Cut and remove stem and most of the seeds from chili pod. Tear pod up into small pieces. Then place in heavy pan and toast over medium low heat till crisp. Let cool. Crumble or crush into powder. Put oil in 5 quart or larger heavy pan, heat to medium high, add meat 1/3 at a time and brown. Remove meat as it browns Stir onions, peppers, garlic and powdered chili into hot oil. Continue cooking and stirring until tender. Add remaining ingredients, stir. Return browned meat to pan, continue stirring until mixture begins to boil. Reduce heat to low. Cover and simmer 1 hour. Stir often or till meat is tender. Pour into serving bowls, add hot chili sauce or hot salsa to suit taste. Garnish with shredded Monterey Jack or cheddar cheese and chopped onion. Note: May substitute chili pod. ground cumin and oregano with 4 teaspoons commercially prepared chili powder. May add more water and/or tomato sauce while preparing, if you prefer soupier.
Place serving size pieces in a stew pot with a little water and gently boil until meat is tender, about 1/2 hour. Remove meat and cool; roll in flour with salt and pepper. Put in skillet of hot cooking oil. Brown on both sides. Cover skillet and cook 20 to 30 minutes. Add chicken broth, if needed.
ARMADILLO AND ONIONS
11/2 tsp. salt
1/4 tsp. paprika
1/2 c. flour
3 tbsp. fat
3 lg. onions, sliced
1 c. sour cream
Soak meat overnight in salted water (1 tablespoon salt to 1 quart water). Drain, disjoint and cut up. Season with 1 teaspoon salt, paprika, roll into flour and fry in fat until browned. Cover meat with onion, sprinkle onions with 1/2 teaspoon salt. Pour in the cream. Cover skillet tightly and simmer for 1 hour.
11/2 lbs. ground meat
2 eggs, beaten
1/8 c. dry crumbs
1 c. evaporated milk
1/4 onion, minced or grated
1/4 tsp. thyme
1 tsp. salt
1/4 tsp. pepper
1 tsp. Worcestershire sauce
Soak meat overnight in salted water (1 tablespoon salt to 1 quart water). Remove meat from bones and grind. Mix thoroughly with other ingredients. Place in meat loaf dish. Place dish in pan containing hot water. Bake in a moderate oven, 350 degrees for 11/4 hours to 2 hours.

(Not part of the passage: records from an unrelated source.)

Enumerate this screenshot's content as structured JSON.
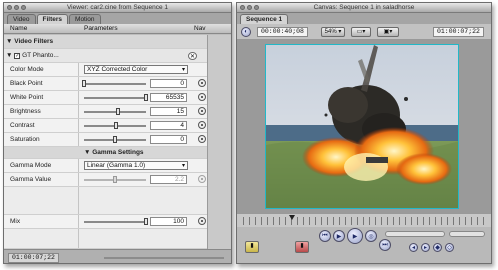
{
  "viewer": {
    "title": "Viewer: car2.cine from Sequence 1",
    "tabs": [
      "Video",
      "Filters",
      "Motion"
    ],
    "headers": {
      "name": "Name",
      "parameters": "Parameters",
      "nav": "Nav"
    },
    "group_label": "Video Filters",
    "filter_name": "GT Phanto...",
    "params": {
      "color_mode": {
        "label": "Color Mode",
        "value": "XYZ Corrected Color"
      },
      "black_point": {
        "label": "Black Point",
        "value": "0",
        "level": 0.0
      },
      "white_point": {
        "label": "White Point",
        "value": "65535",
        "level": 1.0
      },
      "brightness": {
        "label": "Brightness",
        "value": "15",
        "level": 0.55
      },
      "contrast": {
        "label": "Contrast",
        "value": "4",
        "level": 0.52
      },
      "saturation": {
        "label": "Saturation",
        "value": "0",
        "level": 0.5
      },
      "gamma_section": "Gamma Settings",
      "gamma_mode": {
        "label": "Gamma Mode",
        "value": "Linear (Gamma 1.0)"
      },
      "gamma_value": {
        "label": "Gamma Value",
        "value": "2.2",
        "level": 0.5
      },
      "mix": {
        "label": "Mix",
        "value": "100",
        "level": 1.0
      }
    },
    "timecode": "01:00:07;22"
  },
  "canvas": {
    "title": "Canvas: Sequence 1 in saladhorse",
    "tab": "Sequence 1",
    "duration": "00:00:40;08",
    "zoom": "54%",
    "timecode": "01:00:07;22"
  },
  "colors": {
    "accent": "#1f2a66",
    "panel": "#bdbdbd",
    "video_border": "#22b8c8"
  }
}
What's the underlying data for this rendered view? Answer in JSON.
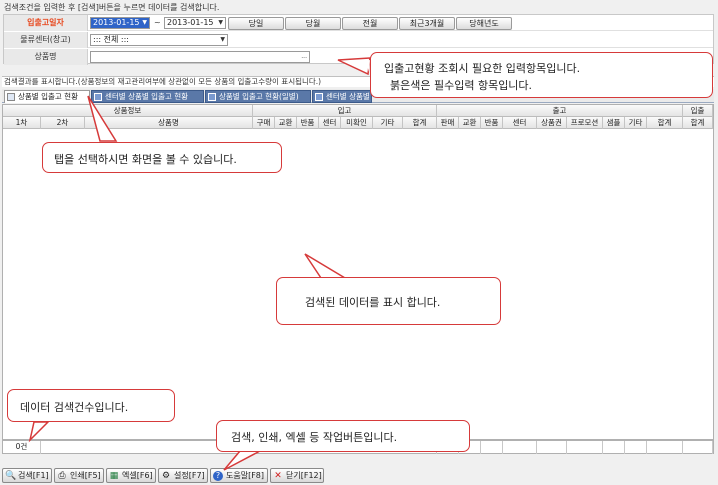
{
  "header": {
    "search_hint": "검색조건을 입력한 후 [검색]버튼을 누르면 데이터를 검색합니다."
  },
  "form": {
    "date_label": "입출고일자",
    "date_from": "2013-01-15",
    "date_sep": "~",
    "date_to": "2013-01-15",
    "quick_buttons": [
      "당일",
      "당월",
      "전월",
      "최근3개월",
      "당해년도"
    ],
    "center_label": "물류센터(창고)",
    "center_value": "::: 전체 :::",
    "product_label": "상품명",
    "product_btn": "..."
  },
  "result_hint": "검색결과를 표시합니다.(상품정보의 재고관리여부에 상관없이 모든 상품의 입출고수량이 표시됩니다.)",
  "tabs": [
    "상품별 입출고 현황",
    "센터별 상품별 입출고 현황",
    "상품별 입출고 현황(일별)",
    "센터별 상품별"
  ],
  "grid": {
    "group_headers": [
      "상품정보",
      "입고",
      "출고",
      "입출"
    ],
    "columns": [
      "1차",
      "2차",
      "상품명",
      "구매",
      "교환",
      "반품",
      "센터",
      "미확인",
      "기타",
      "합계",
      "판매",
      "교환",
      "반품",
      "센터",
      "상품권",
      "프로모션",
      "샘플",
      "기타",
      "합계",
      "합계"
    ]
  },
  "footer": {
    "count": "0건"
  },
  "buttons": [
    {
      "label": "검색[F1]",
      "icon": "search-icon"
    },
    {
      "label": "인쇄[F5]",
      "icon": "print-icon"
    },
    {
      "label": "엑셀[F6]",
      "icon": "excel-icon"
    },
    {
      "label": "설정[F7]",
      "icon": "gear-icon"
    },
    {
      "label": "도움말[F8]",
      "icon": "help-icon"
    },
    {
      "label": "닫기[F12]",
      "icon": "close-icon"
    }
  ],
  "tooltips": {
    "required_fields": "입출고현황 조회시 필요한 입력항목입니다.",
    "required_fields_2": "붉은색은 필수입력 항목입니다.",
    "tabs": "탭을 선택하시면 화면을 볼 수 있습니다.",
    "data": "검색된 데이터를 표시 합니다.",
    "count": "데이터 검색건수입니다.",
    "buttons": "검색, 인쇄, 엑셀 등 작업버튼입니다."
  },
  "colors": {
    "tooltip_border": "#d63a3a",
    "required_label": "#e8481e",
    "tab_inactive": "#5a78a8",
    "date_selected": "#2f64c8"
  }
}
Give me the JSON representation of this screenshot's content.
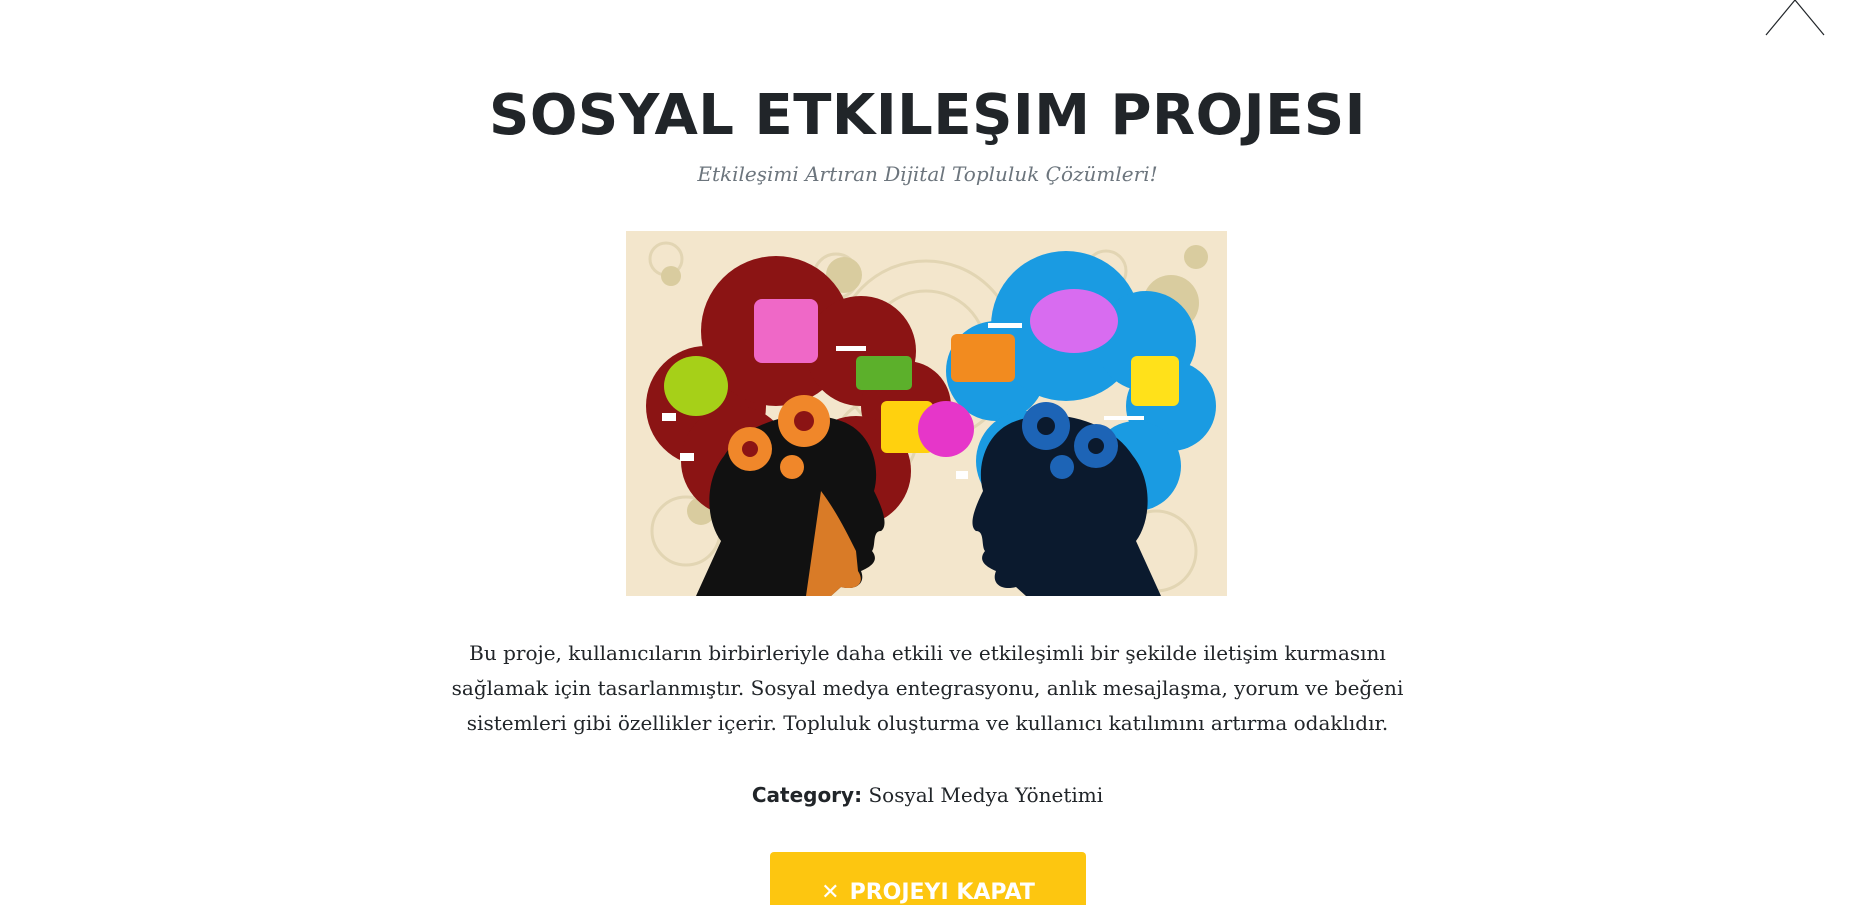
{
  "modal": {
    "title": "SOSYAL ETKILEŞIM PROJESI",
    "subtitle": "Etkileşimi Artıran Dijital Topluluk Çözümleri!",
    "image_alt": "two heads with gears and speech bubbles illustration",
    "description": "Bu proje, kullanıcıların birbirleriyle daha etkili ve etkileşimli bir şekilde iletişim kurmasını sağlamak için tasarlanmıştır. Sosyal medya entegrasyonu, anlık mesajlaşma, yorum ve beğeni sistemleri gibi özellikler içerir. Topluluk oluşturma ve kullanıcı katılımını artırma odaklıdır.",
    "category_label": "Category:",
    "category_value": "Sosyal Medya Yönetimi",
    "close_button_icon": "✕",
    "close_button_label": "PROJEYI KAPAT",
    "close_icon": "close-icon"
  },
  "colors": {
    "accent": "#fdc610",
    "title": "#212529",
    "subtitle": "#6c757d",
    "hero_bg": "#f3e6cc"
  }
}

MARINADE MEAT SAUCE Combine all marinade ingredients, stirring well. Prepare armadillo meat by cleaning and cutting into serving pieces. Marinate for 24 hours. Remove from solution and allow to drain for 30 minutes before cooking. In a heavy black iron pot, brown sausage and armadillo in hot oil, permitting meat to stick to bottom of pot just a little for extra flavor. Remove armadillo from pot and set aside leaving sausage in pot. Add onions, green pepper, garlic and celery; stir continuously, cooking until tender. Add steak sauce, pick-a-peppa sauce, salt, pepper, MSG, and Worcestershire sauce; mix well. Add armadillo and water. Heat to boiling; reduce heat and simmer for 10 minutes. Reduce to low heat and cover with tight lid. Cook until tender. (Do not stir but take pot by handle and half-spin from left to right every 10 minutes). Add mushrooms and wine; blend gently with a spoon. Sprinkle with parsley and lay thin lemon slices on top. Simmer uncovered for 15 minutes. Serve over rice.
Sloppy Joes for 50
8 lbs. ground armadillo
1 c. chopped onion
1 c. chopped celery
1 c. chopped, cored & peeled apple
2 qts. tomato sauce
1/2 c. brown sugar
2 tbsp. mustard
1/2 c. vinegar
Brown meat. aute celery, onion and apples with 1/4 cup vegetable oil. Combine ingredients for sauce and simmer for 15 minutes. Add sauce to meat, onion, celery and apple mixture. Serve with big buns. Plan to make this 1 day before you need it served because it always tastes better as a leftover (this will also allow the opportunity to upgrade your road kill!)